● **Required work**:
Records follow. Pull out every line that contains "Министерства".
*** Provided data ***
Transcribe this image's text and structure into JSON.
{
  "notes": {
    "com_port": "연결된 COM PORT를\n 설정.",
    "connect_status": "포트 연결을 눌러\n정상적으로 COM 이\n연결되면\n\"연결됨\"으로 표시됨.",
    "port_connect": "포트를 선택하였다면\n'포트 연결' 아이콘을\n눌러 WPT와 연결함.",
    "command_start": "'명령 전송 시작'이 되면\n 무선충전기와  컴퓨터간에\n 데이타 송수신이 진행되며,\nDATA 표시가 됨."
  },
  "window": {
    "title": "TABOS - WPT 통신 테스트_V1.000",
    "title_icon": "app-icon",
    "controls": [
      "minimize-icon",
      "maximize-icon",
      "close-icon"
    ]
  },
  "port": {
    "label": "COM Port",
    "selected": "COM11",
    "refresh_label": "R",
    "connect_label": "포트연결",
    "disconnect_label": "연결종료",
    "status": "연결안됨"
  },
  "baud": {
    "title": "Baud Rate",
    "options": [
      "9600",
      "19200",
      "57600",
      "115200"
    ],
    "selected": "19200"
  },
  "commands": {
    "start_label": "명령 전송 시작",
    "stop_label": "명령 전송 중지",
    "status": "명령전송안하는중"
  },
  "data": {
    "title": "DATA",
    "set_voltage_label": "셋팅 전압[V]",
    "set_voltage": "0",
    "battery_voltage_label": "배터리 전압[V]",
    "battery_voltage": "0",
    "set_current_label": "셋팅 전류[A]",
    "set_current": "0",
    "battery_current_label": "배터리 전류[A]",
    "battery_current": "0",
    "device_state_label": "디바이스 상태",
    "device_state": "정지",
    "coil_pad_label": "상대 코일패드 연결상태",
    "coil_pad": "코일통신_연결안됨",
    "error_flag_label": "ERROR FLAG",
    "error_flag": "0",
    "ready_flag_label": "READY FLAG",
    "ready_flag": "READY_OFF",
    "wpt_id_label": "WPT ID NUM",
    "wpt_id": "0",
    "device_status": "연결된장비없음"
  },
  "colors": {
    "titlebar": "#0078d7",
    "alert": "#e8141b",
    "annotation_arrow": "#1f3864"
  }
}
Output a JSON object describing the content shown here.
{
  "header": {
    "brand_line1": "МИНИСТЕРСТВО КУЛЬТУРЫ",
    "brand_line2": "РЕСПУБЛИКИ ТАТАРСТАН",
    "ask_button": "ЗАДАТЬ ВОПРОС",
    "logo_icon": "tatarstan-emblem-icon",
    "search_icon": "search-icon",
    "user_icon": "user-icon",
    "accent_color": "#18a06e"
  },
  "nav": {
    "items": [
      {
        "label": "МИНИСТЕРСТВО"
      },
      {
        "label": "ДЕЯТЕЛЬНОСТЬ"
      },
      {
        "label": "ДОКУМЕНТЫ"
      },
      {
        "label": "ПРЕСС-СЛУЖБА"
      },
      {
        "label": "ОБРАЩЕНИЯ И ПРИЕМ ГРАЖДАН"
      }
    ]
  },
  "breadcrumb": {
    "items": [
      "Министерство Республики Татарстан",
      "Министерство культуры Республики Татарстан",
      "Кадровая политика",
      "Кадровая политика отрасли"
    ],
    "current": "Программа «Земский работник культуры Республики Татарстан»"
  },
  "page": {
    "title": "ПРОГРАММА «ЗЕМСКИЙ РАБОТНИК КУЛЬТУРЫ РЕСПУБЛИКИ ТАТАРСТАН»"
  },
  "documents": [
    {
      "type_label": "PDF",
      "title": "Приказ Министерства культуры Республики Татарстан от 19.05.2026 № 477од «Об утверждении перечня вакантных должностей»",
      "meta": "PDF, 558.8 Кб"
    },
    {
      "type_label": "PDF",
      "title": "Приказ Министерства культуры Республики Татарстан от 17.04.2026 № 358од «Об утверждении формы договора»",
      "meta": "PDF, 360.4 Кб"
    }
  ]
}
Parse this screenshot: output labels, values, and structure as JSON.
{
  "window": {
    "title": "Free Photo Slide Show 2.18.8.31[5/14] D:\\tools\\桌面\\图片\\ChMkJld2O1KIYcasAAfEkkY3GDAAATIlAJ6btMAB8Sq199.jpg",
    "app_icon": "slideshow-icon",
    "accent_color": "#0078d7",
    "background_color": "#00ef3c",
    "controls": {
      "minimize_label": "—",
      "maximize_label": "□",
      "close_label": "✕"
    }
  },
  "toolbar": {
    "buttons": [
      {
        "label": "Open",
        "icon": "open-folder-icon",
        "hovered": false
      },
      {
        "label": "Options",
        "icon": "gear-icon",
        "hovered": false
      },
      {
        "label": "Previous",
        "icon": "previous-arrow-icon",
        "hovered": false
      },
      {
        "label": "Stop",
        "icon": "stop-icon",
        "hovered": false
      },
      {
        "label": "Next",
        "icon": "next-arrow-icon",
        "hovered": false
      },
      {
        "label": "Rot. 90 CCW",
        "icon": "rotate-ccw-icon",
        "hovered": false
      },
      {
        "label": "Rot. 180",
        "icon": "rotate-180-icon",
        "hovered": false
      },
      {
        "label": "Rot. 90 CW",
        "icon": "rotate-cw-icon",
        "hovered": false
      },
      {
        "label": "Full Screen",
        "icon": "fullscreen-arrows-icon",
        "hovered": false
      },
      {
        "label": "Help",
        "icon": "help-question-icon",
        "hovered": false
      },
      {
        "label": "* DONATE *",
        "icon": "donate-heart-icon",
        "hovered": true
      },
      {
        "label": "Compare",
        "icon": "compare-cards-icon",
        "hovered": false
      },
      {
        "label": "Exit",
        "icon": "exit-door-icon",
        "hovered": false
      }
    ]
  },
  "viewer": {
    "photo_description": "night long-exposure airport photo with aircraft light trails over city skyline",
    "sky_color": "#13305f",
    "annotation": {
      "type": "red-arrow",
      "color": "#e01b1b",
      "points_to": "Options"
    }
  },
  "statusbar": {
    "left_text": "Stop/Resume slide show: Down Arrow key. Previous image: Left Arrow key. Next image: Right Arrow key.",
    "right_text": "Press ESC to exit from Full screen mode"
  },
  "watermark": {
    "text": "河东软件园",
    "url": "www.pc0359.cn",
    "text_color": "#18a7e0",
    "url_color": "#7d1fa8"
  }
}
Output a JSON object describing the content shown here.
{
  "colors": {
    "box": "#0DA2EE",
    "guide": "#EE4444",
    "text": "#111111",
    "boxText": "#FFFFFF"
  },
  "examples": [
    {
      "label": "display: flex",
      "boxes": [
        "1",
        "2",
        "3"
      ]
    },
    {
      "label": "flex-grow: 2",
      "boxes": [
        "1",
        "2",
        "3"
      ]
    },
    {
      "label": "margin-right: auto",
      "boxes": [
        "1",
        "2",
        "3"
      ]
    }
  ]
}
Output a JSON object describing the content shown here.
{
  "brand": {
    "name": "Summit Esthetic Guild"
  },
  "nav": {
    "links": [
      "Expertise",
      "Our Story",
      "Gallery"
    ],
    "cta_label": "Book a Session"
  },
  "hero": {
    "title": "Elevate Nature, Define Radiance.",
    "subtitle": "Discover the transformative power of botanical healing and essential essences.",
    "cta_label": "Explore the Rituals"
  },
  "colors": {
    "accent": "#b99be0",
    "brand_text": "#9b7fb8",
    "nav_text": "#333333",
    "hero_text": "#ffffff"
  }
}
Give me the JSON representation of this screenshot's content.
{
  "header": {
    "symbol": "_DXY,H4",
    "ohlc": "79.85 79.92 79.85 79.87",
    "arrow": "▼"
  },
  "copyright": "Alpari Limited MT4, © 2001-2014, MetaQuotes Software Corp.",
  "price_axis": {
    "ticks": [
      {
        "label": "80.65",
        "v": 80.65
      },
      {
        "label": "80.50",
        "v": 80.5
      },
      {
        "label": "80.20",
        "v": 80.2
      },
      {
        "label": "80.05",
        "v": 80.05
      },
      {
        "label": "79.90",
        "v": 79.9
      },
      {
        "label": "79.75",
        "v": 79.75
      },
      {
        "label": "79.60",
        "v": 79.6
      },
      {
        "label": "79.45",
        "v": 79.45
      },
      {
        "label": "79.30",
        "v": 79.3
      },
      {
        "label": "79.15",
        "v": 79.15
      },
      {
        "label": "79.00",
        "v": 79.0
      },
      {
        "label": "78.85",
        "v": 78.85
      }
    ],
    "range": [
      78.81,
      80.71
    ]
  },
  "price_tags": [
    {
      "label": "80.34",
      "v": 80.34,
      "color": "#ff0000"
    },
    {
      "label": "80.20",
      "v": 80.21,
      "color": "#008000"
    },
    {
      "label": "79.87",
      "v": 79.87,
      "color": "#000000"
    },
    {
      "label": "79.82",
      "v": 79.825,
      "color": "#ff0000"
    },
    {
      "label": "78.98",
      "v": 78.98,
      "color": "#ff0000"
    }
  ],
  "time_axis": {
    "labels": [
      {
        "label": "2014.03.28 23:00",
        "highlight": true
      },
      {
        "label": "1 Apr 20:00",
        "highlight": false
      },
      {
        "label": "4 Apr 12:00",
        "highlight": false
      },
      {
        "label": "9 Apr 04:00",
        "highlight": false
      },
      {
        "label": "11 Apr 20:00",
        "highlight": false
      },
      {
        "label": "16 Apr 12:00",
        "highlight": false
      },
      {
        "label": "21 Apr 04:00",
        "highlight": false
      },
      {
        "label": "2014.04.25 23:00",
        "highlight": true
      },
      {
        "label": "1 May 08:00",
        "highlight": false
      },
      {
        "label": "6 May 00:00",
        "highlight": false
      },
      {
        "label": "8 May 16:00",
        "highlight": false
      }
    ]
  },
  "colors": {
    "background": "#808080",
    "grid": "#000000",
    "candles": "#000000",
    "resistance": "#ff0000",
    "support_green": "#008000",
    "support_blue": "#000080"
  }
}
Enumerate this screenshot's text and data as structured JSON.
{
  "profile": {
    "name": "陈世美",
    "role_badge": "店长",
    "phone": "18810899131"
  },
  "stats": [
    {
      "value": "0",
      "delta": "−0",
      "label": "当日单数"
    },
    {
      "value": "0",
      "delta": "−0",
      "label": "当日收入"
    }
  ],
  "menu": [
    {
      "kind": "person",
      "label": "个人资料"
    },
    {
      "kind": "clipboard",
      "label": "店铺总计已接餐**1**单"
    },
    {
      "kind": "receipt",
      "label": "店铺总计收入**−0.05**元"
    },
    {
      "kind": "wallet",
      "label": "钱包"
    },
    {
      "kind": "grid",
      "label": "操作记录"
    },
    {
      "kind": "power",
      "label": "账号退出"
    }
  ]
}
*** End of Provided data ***
● **Finished exercise**:
      "title": "Приказ Министерства культуры Республики Татарстан от 19.05.2026 № 477од «Об утверждении перечня вакантных должностей»",
      "title": "Приказ Министерства культуры Республики Татарстан от 17.04.2026 № 358од «Об утверждении формы договора»",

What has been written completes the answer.